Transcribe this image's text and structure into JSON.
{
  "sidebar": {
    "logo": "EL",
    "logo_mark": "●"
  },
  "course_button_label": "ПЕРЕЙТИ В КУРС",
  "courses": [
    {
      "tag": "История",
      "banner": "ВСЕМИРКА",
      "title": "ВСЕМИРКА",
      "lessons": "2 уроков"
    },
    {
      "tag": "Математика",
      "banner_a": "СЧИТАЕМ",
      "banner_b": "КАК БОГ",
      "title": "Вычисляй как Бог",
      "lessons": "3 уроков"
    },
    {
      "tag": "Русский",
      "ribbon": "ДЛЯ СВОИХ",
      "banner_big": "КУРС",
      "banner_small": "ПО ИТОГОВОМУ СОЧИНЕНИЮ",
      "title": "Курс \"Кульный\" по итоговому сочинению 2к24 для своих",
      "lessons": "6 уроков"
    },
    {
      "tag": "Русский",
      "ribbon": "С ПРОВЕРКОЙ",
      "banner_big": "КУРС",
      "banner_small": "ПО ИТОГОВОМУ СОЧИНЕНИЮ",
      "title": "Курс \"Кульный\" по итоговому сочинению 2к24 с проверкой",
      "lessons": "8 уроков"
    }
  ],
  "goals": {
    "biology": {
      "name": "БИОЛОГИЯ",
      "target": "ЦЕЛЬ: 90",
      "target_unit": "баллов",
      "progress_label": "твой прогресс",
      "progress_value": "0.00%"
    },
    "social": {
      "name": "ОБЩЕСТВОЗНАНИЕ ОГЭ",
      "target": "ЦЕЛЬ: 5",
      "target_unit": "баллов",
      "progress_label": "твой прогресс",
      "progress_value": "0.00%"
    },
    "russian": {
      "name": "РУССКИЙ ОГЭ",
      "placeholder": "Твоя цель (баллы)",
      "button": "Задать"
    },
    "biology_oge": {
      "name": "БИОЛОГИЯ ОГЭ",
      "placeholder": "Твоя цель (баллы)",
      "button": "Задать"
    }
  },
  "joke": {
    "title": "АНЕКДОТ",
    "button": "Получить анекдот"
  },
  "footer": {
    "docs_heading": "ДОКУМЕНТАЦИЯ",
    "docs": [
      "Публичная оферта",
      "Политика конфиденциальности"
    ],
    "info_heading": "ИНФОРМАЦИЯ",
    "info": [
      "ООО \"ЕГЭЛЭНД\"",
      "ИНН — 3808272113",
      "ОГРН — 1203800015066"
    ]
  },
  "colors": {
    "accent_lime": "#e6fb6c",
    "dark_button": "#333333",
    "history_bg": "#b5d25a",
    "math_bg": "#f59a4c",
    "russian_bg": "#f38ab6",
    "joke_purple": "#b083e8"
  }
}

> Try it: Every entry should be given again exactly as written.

> Exercise output:
Transcribe this image's text and structure into JSON.
{
  "sidebar": {
    "logo": "EL",
    "logo_mark": "●"
  },
  "course_button_label": "ПЕРЕЙТИ В КУРС",
  "courses": [
    {
      "tag": "История",
      "banner": "ВСЕМИРКА",
      "title": "ВСЕМИРКА",
      "lessons": "2 уроков"
    },
    {
      "tag": "Математика",
      "banner_a": "СЧИТАЕМ",
      "banner_b": "КАК БОГ",
      "title": "Вычисляй как Бог",
      "lessons": "3 уроков"
    },
    {
      "tag": "Русский",
      "ribbon": "ДЛЯ СВОИХ",
      "banner_big": "КУРС",
      "banner_small": "ПО ИТОГОВОМУ СОЧИНЕНИЮ",
      "title": "Курс \"Кульный\" по итоговому сочинению 2к24 для своих",
      "lessons": "6 уроков"
    },
    {
      "tag": "Русский",
      "ribbon": "С ПРОВЕРКОЙ",
      "banner_big": "КУРС",
      "banner_small": "ПО ИТОГОВОМУ СОЧИНЕНИЮ",
      "title": "Курс \"Кульный\" по итоговому сочинению 2к24 с проверкой",
      "lessons": "8 уроков"
    }
  ],
  "goals": {
    "biology": {
      "name": "БИОЛОГИЯ",
      "target": "ЦЕЛЬ: 90",
      "target_unit": "баллов",
      "progress_label": "твой прогресс",
      "progress_value": "0.00%"
    },
    "social": {
      "name": "ОБЩЕСТВОЗНАНИЕ ОГЭ",
      "target": "ЦЕЛЬ: 5",
      "target_unit": "баллов",
      "progress_label": "твой прогресс",
      "progress_value": "0.00%"
    },
    "russian": {
      "name": "РУССКИЙ ОГЭ",
      "placeholder": "Твоя цель (баллы)",
      "button": "Задать"
    },
    "biology_oge": {
      "name": "БИОЛОГИЯ ОГЭ",
      "placeholder": "Твоя цель (баллы)",
      "button": "Задать"
    }
  },
  "joke": {
    "title": "АНЕКДОТ",
    "button": "Получить анекдот"
  },
  "footer": {
    "docs_heading": "ДОКУМЕНТАЦИЯ",
    "docs": [
      "Публичная оферта",
      "Политика конфиденциальности"
    ],
    "info_heading": "ИНФОРМАЦИЯ",
    "info": [
      "ООО \"ЕГЭЛЭНД\"",
      "ИНН — 3808272113",
      "ОГРН — 1203800015066"
    ]
  },
  "colors": {
    "accent_lime": "#e6fb6c",
    "dark_button": "#333333",
    "history_bg": "#b5d25a",
    "math_bg": "#f59a4c",
    "russian_bg": "#f38ab6",
    "joke_purple": "#b083e8"
  }
}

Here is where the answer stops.